A revisionist(?) look at Nehru's legacy

In column in the Business Standard, the brave Jaimini Bhagwati takes up the tough task of convincing us to give Nehru's economic policies a break. Given the conflicting advice and demands from his associates and others, the 'correct' or 'optimal' economic choices were not at all obvious; and he appears to have chosen a middle path.

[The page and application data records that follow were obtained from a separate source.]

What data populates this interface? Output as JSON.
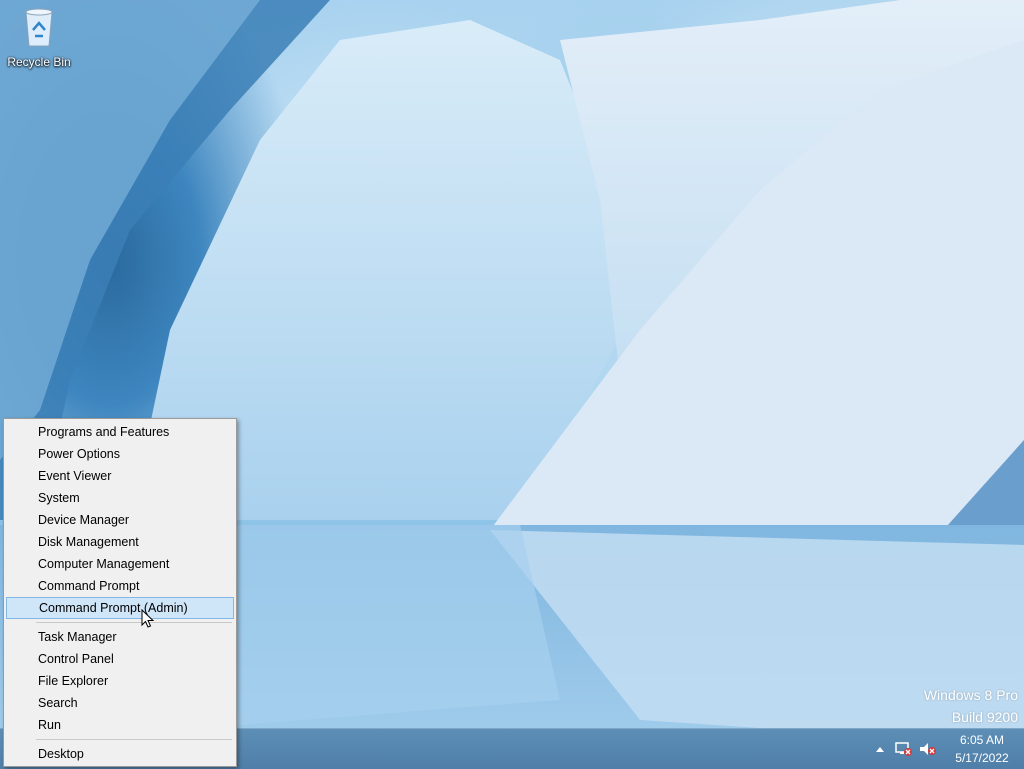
{
  "desktop": {
    "recycle_bin_label": "Recycle Bin",
    "watermark_line1": "Windows 8 Pro",
    "watermark_line2": "Build 9200"
  },
  "context_menu": {
    "groups": [
      [
        "Programs and Features",
        "Power Options",
        "Event Viewer",
        "System",
        "Device Manager",
        "Disk Management",
        "Computer Management",
        "Command Prompt",
        "Command Prompt (Admin)"
      ],
      [
        "Task Manager",
        "Control Panel",
        "File Explorer",
        "Search",
        "Run"
      ],
      [
        "Desktop"
      ]
    ],
    "highlighted": "Command Prompt (Admin)"
  },
  "taskbar": {
    "tray_icons": [
      "chevron-up-icon",
      "network-disconnected-icon",
      "volume-muted-icon"
    ],
    "time": "6:05 AM",
    "date": "5/17/2022"
  },
  "colors": {
    "menu_highlight": "#cfe5f8",
    "menu_highlight_border": "#83b8e6",
    "taskbar": "#5586ae"
  }
}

Within his political peer group Nehru had sharp differences of opinion both with those who argued for a lower government profile and those who advocated tighter controls. For example, in 1950 the then finance minister, John Mathai, opposed the creation of the Planning Commission. At the same time, Nehru was subjected to severe criticism from the left by Jayaprakash Narayan. It appears that Nehru decided to follow a left-leaning compromise among the several competing points of view. This has been corroborated by Arvind Panagariya in his article titled Political Economy of Trade and Foreign Investment Policies in India 1950-2006 (NCAER Golden Jubilee Conference, December 2006), which concludes that "it can be justifiably argued that if the influence of Nehru had not been dominant and India had strictly followed the prevailing academic orthodoxy, the outcome would have been more, not less, protectionist ... on balance, Nehru's approach produced a more liberal outcome in the 1950s".